Should I Sell?
An investment can't be a top-performer over every time period but a sustained period of underperformance should be a signal that it's time to look at why the stock or fund is consistently lagging its peer group and whether an alternative could serve you better.
4) Or, it's Been Outperforming
You may have been fortunate or wise enough to spot a future star such as Tesla (TSLA) and Shopify (SHOP) in the early stages and have seen the value of your holding grow hugely as a result. If you'd bought Tesla shares a year ago, you'd be up more than 800%.
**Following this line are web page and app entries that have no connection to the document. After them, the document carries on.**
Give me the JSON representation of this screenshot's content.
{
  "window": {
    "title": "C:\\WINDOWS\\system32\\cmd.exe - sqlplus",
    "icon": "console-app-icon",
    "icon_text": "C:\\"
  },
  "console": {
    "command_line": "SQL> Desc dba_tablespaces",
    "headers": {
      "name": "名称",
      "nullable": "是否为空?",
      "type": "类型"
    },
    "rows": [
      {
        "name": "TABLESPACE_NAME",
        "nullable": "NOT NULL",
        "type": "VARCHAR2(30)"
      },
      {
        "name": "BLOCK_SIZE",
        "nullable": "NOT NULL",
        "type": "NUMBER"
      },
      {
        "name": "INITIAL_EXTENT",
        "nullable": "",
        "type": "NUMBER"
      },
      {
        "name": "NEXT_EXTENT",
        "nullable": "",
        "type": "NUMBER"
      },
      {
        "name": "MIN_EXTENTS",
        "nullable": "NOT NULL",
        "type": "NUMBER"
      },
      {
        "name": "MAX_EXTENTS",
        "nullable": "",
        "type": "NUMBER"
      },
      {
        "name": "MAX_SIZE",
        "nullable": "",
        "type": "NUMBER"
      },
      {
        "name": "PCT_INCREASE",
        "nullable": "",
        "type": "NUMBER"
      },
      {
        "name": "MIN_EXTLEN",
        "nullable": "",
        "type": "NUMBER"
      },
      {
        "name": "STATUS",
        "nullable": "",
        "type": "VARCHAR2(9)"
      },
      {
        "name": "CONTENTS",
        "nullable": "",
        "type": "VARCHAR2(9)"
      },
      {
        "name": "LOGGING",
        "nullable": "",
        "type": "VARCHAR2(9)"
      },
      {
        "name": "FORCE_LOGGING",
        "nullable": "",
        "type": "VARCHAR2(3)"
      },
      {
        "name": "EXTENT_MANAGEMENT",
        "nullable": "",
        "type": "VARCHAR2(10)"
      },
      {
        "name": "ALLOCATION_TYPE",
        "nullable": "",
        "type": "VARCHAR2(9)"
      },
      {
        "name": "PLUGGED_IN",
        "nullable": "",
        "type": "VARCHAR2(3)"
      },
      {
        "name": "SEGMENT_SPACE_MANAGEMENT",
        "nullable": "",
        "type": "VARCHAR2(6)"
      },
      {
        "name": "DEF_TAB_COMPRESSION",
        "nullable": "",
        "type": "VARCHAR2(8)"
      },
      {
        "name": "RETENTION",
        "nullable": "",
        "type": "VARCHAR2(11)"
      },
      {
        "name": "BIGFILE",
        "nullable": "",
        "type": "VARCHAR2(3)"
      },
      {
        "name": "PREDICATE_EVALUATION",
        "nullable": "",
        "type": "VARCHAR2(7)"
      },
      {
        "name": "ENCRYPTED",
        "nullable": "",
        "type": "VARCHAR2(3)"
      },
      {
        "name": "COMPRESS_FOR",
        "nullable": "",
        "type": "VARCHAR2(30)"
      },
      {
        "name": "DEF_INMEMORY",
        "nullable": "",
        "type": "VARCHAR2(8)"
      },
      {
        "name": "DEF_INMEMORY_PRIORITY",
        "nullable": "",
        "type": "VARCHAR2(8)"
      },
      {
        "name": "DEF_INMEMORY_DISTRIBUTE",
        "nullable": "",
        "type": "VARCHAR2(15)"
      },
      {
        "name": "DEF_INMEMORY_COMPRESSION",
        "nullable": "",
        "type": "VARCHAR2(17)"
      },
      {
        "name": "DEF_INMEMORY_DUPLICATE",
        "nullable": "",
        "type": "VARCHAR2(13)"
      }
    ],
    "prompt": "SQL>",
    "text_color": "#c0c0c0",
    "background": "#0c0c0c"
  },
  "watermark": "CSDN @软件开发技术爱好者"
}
At such times it can make sense to cash in some chips. The conventional wisdom is to run your winners for as long as possible, but from a portfolio perspective, a share price that has doubled or more can cause its own problems. For example, it could skew the risk profile of your portfolio as the successful holding grows in size.
Morningstar’s Christine Benz has some housekeeping tips here. Known as rebalancing, reducing your holdings in a fund or stock holding that’s done well releases cash that can be put to work elsewhere. You still have a stake in your existing holdings so if they keep outperforming, you continue to benefit.
Should I Sell?
Past performance is no guide to future performance, the investment adage goes, so taking some profits can be a wise strategy after a stellar run. But that doesn't mean you have to sell your entire holding.
5. You've Inherited Some Shares
Your relatives may have left you some shares or funds as a bequest. Perhaps they were talented stockpickers or maybe they left you some duds that you wouldn’t dream of owning yourself. Either way you can revisit point two on our list and ask – does this stock or fund fit with my own investment plans and even ethical beliefs? And do I have confidence in the fund manager or company to outperform in the future?
Point four also comes into play here – if your relative has done exceptionally well out of the investment, perhaps it’s time to cash in? There may even be future capital gains tax implications in hanging on to the shares that you’d rather avoid so seeking professional advice may be useful in this situation.
Should I Sell?
Sometimes the simplicity of cash beats the uncertainty of shares – with an inheritance it’s often helpful to know exactly what you will get so you can plan what to do with it.
How to Sell
So far we've looked at why you might sell but not how. So what happen if you do decide to hit the button? Here are some tips:
1) Selling in tranches can reduce the risk of mis-timing the market. Just as you would drip-feed money into the market when buying, you could take the same approach to selling. You need to stick to this plan, especially if market conditions are unfavourable at the time you have scheduled to sell.
2) Emotions can be the enemy of investors, especially when fear dominates as it did earlier this year. A market rout, when shares are posting big daily moves, is probably not the best time to get a decent price for your shares or funds. Often the market moves so quickly that it is easy to be left behind in the stampede to sell. It's worth remembering that any falls in the value of your holding are only "paper losses" until you actually sell and it could be that your holding recovers and you get a better price by waiting to trade.
3) Practice makes perfect: the first time you ever sell it can feel like an irreversible decision. But experience - and making some mistakes along the way - can make you a better investor. Because most stock markets are reasonably liquid, you can always buy the stock or fund again if you've changed your mind, and this is something the professionals frequently do.